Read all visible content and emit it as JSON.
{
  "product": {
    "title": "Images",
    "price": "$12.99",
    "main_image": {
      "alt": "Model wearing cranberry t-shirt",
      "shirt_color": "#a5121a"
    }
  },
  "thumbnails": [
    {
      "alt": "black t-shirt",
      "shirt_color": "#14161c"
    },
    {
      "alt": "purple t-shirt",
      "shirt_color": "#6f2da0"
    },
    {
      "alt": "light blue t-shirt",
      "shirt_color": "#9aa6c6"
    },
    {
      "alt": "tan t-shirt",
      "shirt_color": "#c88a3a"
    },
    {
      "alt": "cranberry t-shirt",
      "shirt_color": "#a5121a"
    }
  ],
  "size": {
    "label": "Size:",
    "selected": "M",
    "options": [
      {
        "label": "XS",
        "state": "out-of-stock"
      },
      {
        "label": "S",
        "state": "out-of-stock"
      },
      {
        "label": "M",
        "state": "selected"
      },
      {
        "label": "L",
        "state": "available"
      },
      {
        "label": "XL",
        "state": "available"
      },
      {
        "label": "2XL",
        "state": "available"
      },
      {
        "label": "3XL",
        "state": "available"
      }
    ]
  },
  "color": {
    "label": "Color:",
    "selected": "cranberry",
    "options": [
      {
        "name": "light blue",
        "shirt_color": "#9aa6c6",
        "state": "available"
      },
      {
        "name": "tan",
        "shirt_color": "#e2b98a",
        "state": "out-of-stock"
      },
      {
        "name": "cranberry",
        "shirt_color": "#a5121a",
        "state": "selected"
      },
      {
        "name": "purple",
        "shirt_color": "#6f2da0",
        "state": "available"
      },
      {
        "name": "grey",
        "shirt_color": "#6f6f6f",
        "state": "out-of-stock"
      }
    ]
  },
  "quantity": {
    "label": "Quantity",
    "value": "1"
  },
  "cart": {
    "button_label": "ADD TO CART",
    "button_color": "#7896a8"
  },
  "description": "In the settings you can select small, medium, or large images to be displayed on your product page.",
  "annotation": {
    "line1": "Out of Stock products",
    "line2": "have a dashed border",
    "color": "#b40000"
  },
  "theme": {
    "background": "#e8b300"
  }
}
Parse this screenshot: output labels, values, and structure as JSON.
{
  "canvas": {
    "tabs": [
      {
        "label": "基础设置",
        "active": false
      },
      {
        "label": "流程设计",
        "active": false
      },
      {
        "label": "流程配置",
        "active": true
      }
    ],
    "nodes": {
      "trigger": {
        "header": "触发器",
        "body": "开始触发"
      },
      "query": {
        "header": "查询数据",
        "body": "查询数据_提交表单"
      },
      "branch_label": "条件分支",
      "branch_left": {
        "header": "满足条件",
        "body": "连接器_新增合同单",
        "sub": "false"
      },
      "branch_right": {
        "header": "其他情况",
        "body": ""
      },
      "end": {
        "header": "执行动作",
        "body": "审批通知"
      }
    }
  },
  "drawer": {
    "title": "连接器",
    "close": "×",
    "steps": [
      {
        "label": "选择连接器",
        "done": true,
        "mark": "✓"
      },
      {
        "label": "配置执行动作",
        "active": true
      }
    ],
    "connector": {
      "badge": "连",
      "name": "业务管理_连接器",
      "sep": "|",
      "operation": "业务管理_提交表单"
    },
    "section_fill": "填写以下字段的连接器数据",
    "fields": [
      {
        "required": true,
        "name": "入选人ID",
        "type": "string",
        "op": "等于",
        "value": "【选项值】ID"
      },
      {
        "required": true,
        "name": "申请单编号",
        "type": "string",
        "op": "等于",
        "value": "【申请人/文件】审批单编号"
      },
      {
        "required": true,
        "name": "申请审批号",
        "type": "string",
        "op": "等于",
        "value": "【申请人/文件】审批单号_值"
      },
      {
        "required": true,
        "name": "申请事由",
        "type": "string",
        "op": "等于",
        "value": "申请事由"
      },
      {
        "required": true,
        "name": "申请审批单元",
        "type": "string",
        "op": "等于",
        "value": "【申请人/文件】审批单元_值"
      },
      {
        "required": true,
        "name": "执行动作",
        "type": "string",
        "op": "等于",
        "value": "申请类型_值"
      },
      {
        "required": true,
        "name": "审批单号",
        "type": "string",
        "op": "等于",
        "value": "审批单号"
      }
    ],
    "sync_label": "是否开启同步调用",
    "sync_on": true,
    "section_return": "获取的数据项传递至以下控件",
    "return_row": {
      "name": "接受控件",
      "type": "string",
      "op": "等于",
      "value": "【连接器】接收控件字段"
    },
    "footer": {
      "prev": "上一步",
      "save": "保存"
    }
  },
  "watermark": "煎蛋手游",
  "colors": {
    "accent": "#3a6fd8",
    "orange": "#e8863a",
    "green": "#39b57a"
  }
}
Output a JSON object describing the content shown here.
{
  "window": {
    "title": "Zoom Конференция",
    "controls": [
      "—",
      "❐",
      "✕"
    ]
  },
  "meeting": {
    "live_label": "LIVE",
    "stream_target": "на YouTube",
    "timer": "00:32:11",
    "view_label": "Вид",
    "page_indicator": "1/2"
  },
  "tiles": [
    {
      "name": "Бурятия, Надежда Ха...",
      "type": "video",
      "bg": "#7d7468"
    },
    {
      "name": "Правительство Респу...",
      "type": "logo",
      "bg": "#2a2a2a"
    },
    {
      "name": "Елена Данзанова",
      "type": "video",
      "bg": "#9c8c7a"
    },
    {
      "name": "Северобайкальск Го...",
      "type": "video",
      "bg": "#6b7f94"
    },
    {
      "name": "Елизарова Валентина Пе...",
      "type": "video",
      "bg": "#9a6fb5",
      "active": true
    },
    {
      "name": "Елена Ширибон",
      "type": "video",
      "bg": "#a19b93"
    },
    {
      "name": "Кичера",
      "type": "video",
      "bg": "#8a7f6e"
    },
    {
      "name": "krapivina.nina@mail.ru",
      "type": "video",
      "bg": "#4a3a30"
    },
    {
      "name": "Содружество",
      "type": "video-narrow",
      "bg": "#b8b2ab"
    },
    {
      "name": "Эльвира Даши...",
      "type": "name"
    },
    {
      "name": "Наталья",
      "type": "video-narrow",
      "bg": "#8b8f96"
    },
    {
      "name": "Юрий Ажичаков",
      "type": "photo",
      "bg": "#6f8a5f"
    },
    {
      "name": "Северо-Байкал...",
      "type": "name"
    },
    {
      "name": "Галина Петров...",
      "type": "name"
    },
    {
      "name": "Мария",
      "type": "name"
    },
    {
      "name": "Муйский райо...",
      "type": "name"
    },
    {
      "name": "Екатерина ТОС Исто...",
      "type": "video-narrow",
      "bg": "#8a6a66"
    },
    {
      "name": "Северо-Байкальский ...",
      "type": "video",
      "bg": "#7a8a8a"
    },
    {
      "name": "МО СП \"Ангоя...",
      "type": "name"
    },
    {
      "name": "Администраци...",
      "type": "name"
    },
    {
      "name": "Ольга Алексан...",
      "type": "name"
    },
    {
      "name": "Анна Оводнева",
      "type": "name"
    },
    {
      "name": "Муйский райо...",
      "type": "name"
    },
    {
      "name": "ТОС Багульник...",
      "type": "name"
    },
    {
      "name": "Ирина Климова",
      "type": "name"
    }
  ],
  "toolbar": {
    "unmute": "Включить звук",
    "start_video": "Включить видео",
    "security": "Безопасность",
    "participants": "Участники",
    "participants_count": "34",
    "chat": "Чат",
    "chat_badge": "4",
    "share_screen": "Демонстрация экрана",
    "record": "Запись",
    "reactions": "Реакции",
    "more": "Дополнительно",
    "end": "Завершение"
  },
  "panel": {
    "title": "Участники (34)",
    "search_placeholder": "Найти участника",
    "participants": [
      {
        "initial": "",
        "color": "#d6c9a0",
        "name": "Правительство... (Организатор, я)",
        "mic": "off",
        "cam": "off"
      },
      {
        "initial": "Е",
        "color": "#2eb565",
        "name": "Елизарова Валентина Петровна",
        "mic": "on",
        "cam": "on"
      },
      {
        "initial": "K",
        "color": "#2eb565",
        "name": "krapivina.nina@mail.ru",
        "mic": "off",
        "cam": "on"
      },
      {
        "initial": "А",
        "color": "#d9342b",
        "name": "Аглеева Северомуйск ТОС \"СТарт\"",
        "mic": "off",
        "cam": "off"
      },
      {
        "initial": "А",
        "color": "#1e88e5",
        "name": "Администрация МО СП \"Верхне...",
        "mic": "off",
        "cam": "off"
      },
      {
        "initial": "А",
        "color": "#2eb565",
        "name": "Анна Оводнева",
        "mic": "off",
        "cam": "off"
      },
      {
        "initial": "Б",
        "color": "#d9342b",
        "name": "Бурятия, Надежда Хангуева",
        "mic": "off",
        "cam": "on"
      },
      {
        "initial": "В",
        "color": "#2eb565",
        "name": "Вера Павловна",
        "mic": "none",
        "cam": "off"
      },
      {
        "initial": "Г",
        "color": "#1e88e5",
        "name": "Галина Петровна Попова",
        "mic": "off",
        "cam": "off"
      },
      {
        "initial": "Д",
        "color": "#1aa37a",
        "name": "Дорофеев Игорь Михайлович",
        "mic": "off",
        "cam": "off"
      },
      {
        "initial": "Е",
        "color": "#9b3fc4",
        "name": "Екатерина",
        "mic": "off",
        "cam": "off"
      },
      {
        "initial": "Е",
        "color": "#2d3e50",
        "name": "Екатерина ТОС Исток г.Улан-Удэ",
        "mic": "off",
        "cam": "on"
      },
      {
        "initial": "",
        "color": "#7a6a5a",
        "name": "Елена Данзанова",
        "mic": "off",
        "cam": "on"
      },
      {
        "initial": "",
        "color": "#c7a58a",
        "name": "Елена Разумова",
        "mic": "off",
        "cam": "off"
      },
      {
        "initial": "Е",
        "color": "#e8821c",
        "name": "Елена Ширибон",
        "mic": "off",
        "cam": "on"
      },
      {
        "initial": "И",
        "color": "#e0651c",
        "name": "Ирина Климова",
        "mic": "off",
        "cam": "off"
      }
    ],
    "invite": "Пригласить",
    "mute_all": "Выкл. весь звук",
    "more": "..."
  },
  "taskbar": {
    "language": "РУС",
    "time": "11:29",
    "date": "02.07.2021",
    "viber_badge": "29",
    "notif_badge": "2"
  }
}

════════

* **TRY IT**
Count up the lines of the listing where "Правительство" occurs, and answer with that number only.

* **SOLUTION TO THIS EXERCISE**
2